A team of astronomers who used the European Southern Observatory's 3.6m telescope in Chile to analyse the planet's atmosphere said they have found possible evidence of water in the form of steam shrouding the planet.
Alternatively, the planet, which is orbiting a star in the constellation of Ophiuchus, could have a mostly hydrogen atmosphere hidden beneath high clouds or hazes, as seen on Venus or Saturn's moon Titan, they said.
Codenamed GJ 1214b, the planet hugs its parent star at a distance of only two million kilometres -- 70 times closer than the earth is to the sun, the Daily Mail reported.
That's why conditions on its surface are hot, said the astronomers who carried out their study by analysing light coming from the star as the planet passed in front of it. The planet travels across the disc of its parent star once every 38 hours as it orbits.

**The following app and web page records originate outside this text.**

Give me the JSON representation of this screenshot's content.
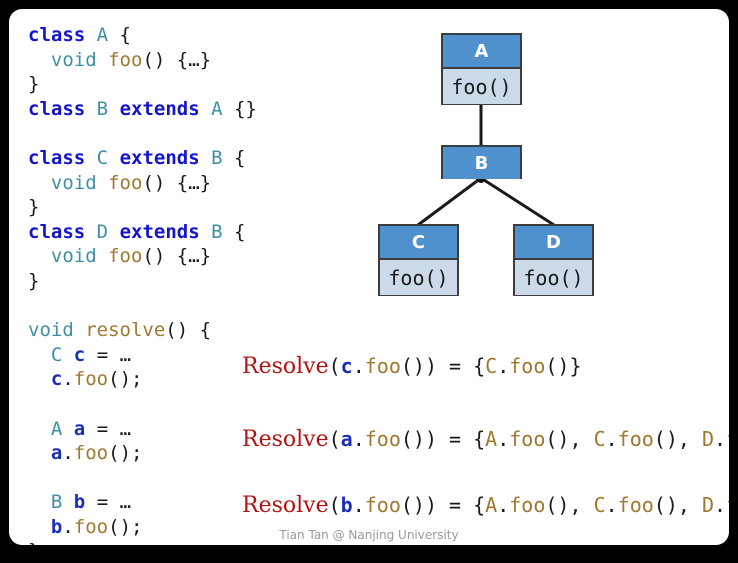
{
  "slide": {
    "footer": "Tian Tan @ Nanjing University",
    "colors": {
      "node_header": "#4f91cd",
      "node_body": "#ccd9e8",
      "node_border": "#3d3d3d",
      "resolve_red": "#b31212",
      "keyword_blue": "#1414cf",
      "type_teal": "#3f8fa5",
      "method_tan": "#a07830",
      "variable_navy": "#1a2fb8",
      "background": "#000000",
      "canvas": "#ffffff"
    }
  },
  "code": {
    "lines": [
      {
        "tokens": [
          {
            "t": "class",
            "c": "kw"
          },
          {
            "t": " ",
            "c": "pun"
          },
          {
            "t": "A",
            "c": "type"
          },
          {
            "t": " {",
            "c": "pun"
          }
        ]
      },
      {
        "tokens": [
          {
            "t": "  ",
            "c": "pun"
          },
          {
            "t": "void",
            "c": "type"
          },
          {
            "t": " ",
            "c": "pun"
          },
          {
            "t": "foo",
            "c": "fn"
          },
          {
            "t": "() {…}",
            "c": "pun"
          }
        ]
      },
      {
        "tokens": [
          {
            "t": "}",
            "c": "pun"
          }
        ]
      },
      {
        "tokens": [
          {
            "t": "class",
            "c": "kw"
          },
          {
            "t": " ",
            "c": "pun"
          },
          {
            "t": "B",
            "c": "type"
          },
          {
            "t": " ",
            "c": "pun"
          },
          {
            "t": "extends",
            "c": "kw"
          },
          {
            "t": " ",
            "c": "pun"
          },
          {
            "t": "A",
            "c": "type"
          },
          {
            "t": " {}",
            "c": "pun"
          }
        ]
      },
      {
        "tokens": []
      },
      {
        "tokens": [
          {
            "t": "class",
            "c": "kw"
          },
          {
            "t": " ",
            "c": "pun"
          },
          {
            "t": "C",
            "c": "type"
          },
          {
            "t": " ",
            "c": "pun"
          },
          {
            "t": "extends",
            "c": "kw"
          },
          {
            "t": " ",
            "c": "pun"
          },
          {
            "t": "B",
            "c": "type"
          },
          {
            "t": " {",
            "c": "pun"
          }
        ]
      },
      {
        "tokens": [
          {
            "t": "  ",
            "c": "pun"
          },
          {
            "t": "void",
            "c": "type"
          },
          {
            "t": " ",
            "c": "pun"
          },
          {
            "t": "foo",
            "c": "fn"
          },
          {
            "t": "() {…}",
            "c": "pun"
          }
        ]
      },
      {
        "tokens": [
          {
            "t": "}",
            "c": "pun"
          }
        ]
      },
      {
        "tokens": [
          {
            "t": "class",
            "c": "kw"
          },
          {
            "t": " ",
            "c": "pun"
          },
          {
            "t": "D",
            "c": "type"
          },
          {
            "t": " ",
            "c": "pun"
          },
          {
            "t": "extends",
            "c": "kw"
          },
          {
            "t": " ",
            "c": "pun"
          },
          {
            "t": "B",
            "c": "type"
          },
          {
            "t": " {",
            "c": "pun"
          }
        ]
      },
      {
        "tokens": [
          {
            "t": "  ",
            "c": "pun"
          },
          {
            "t": "void",
            "c": "type"
          },
          {
            "t": " ",
            "c": "pun"
          },
          {
            "t": "foo",
            "c": "fn"
          },
          {
            "t": "() {…}",
            "c": "pun"
          }
        ]
      },
      {
        "tokens": [
          {
            "t": "}",
            "c": "pun"
          }
        ]
      },
      {
        "tokens": []
      },
      {
        "tokens": [
          {
            "t": "void",
            "c": "type"
          },
          {
            "t": " ",
            "c": "pun"
          },
          {
            "t": "resolve",
            "c": "fn"
          },
          {
            "t": "() {",
            "c": "pun"
          }
        ]
      },
      {
        "tokens": [
          {
            "t": "  ",
            "c": "pun"
          },
          {
            "t": "C",
            "c": "type"
          },
          {
            "t": " ",
            "c": "pun"
          },
          {
            "t": "c",
            "c": "var"
          },
          {
            "t": " = …",
            "c": "pun"
          }
        ]
      },
      {
        "tokens": [
          {
            "t": "  ",
            "c": "pun"
          },
          {
            "t": "c",
            "c": "var"
          },
          {
            "t": ".",
            "c": "pun"
          },
          {
            "t": "foo",
            "c": "fn"
          },
          {
            "t": "();",
            "c": "pun"
          }
        ]
      },
      {
        "tokens": []
      },
      {
        "tokens": [
          {
            "t": "  ",
            "c": "pun"
          },
          {
            "t": "A",
            "c": "type"
          },
          {
            "t": " ",
            "c": "pun"
          },
          {
            "t": "a",
            "c": "var"
          },
          {
            "t": " = …",
            "c": "pun"
          }
        ]
      },
      {
        "tokens": [
          {
            "t": "  ",
            "c": "pun"
          },
          {
            "t": "a",
            "c": "var"
          },
          {
            "t": ".",
            "c": "pun"
          },
          {
            "t": "foo",
            "c": "fn"
          },
          {
            "t": "();",
            "c": "pun"
          }
        ]
      },
      {
        "tokens": []
      },
      {
        "tokens": [
          {
            "t": "  ",
            "c": "pun"
          },
          {
            "t": "B",
            "c": "type"
          },
          {
            "t": " ",
            "c": "pun"
          },
          {
            "t": "b",
            "c": "var"
          },
          {
            "t": " = …",
            "c": "pun"
          }
        ]
      },
      {
        "tokens": [
          {
            "t": "  ",
            "c": "pun"
          },
          {
            "t": "b",
            "c": "var"
          },
          {
            "t": ".",
            "c": "pun"
          },
          {
            "t": "foo",
            "c": "fn"
          },
          {
            "t": "();",
            "c": "pun"
          }
        ]
      },
      {
        "tokens": [
          {
            "t": "}",
            "c": "pun"
          }
        ]
      }
    ]
  },
  "resolves": [
    {
      "id": "res1",
      "label": "Resolve",
      "receiver": "c",
      "call": ".foo())",
      "open": "(",
      "equals": " = ",
      "result": "{C.foo()}",
      "result_tokens": [
        {
          "t": "{",
          "c": "eq"
        },
        {
          "t": "C",
          "c": "c"
        },
        {
          "t": ".",
          "c": "eq"
        },
        {
          "t": "foo",
          "c": "f"
        },
        {
          "t": "()}",
          "c": "eq"
        }
      ]
    },
    {
      "id": "res2",
      "label": "Resolve",
      "receiver": "a",
      "call": ".foo())",
      "open": "(",
      "equals": " = ",
      "result": "{A.foo(),C.foo(),D.foo()}",
      "result_tokens": [
        {
          "t": "{",
          "c": "eq"
        },
        {
          "t": "A",
          "c": "c"
        },
        {
          "t": ".",
          "c": "eq"
        },
        {
          "t": "foo",
          "c": "f"
        },
        {
          "t": "(), ",
          "c": "eq"
        },
        {
          "t": "C",
          "c": "c"
        },
        {
          "t": ".",
          "c": "eq"
        },
        {
          "t": "foo",
          "c": "f"
        },
        {
          "t": "(), ",
          "c": "eq"
        },
        {
          "t": "D",
          "c": "c"
        },
        {
          "t": ".",
          "c": "eq"
        },
        {
          "t": "foo",
          "c": "f"
        },
        {
          "t": "()}",
          "c": "eq"
        }
      ]
    },
    {
      "id": "res3",
      "label": "Resolve",
      "receiver": "b",
      "call": ".foo())",
      "open": "(",
      "equals": " = ",
      "result": "{A.foo(),C.foo(),D.foo()}",
      "result_tokens": [
        {
          "t": "{",
          "c": "eq"
        },
        {
          "t": "A",
          "c": "c"
        },
        {
          "t": ".",
          "c": "eq"
        },
        {
          "t": "foo",
          "c": "f"
        },
        {
          "t": "(), ",
          "c": "eq"
        },
        {
          "t": "C",
          "c": "c"
        },
        {
          "t": ".",
          "c": "eq"
        },
        {
          "t": "foo",
          "c": "f"
        },
        {
          "t": "(), ",
          "c": "eq"
        },
        {
          "t": "D",
          "c": "c"
        },
        {
          "t": ".",
          "c": "eq"
        },
        {
          "t": "foo",
          "c": "f"
        },
        {
          "t": "()}",
          "c": "eq"
        }
      ]
    }
  ],
  "diagram": {
    "nodes": [
      {
        "id": "nodeA",
        "name": "A",
        "method": "foo()",
        "has_method": true
      },
      {
        "id": "nodeB",
        "name": "B",
        "method": "",
        "has_method": false
      },
      {
        "id": "nodeC",
        "name": "C",
        "method": "foo()",
        "has_method": true
      },
      {
        "id": "nodeD",
        "name": "D",
        "method": "foo()",
        "has_method": true
      }
    ],
    "edges": [
      {
        "from": "A",
        "to": "B"
      },
      {
        "from": "B",
        "to": "C"
      },
      {
        "from": "B",
        "to": "D"
      }
    ]
  }
}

Specific wavelengths of the starlight were absorbed by gases in the atmosphere, providing clues to its composition. Before making the observations, scientists had predicted a steam atmosphere, a cloud-obscured hydrogen atmosphere, or a deep hydrogen-rich atmosphere like that of Neptune. But the measurements did not show tell-tale signs of hydrogen, thereby ruling out the third option.
Dr Jacob Bean, from the Harvard-Smithsonian centre for astrophysics in Massachusetts, who led the research team, said, "This is the first super-Earth to have its atmosphere analysed. We've reached a real milestone on the road toward characterising these worlds."
"Although we can't yet say exactly what that atmosphere is made of, it is an exciting step forward to be able to narrow down the options for such a distant world to either steamy or hazy. Follow-up observations in longer wavelength infrared light are now needed to determine which of these atmospheres exists on GJ 1214b," he added.
The number of confirmed exoplanets reached 500 last month and more have been confirmed since.The findings were published in the journal Nature.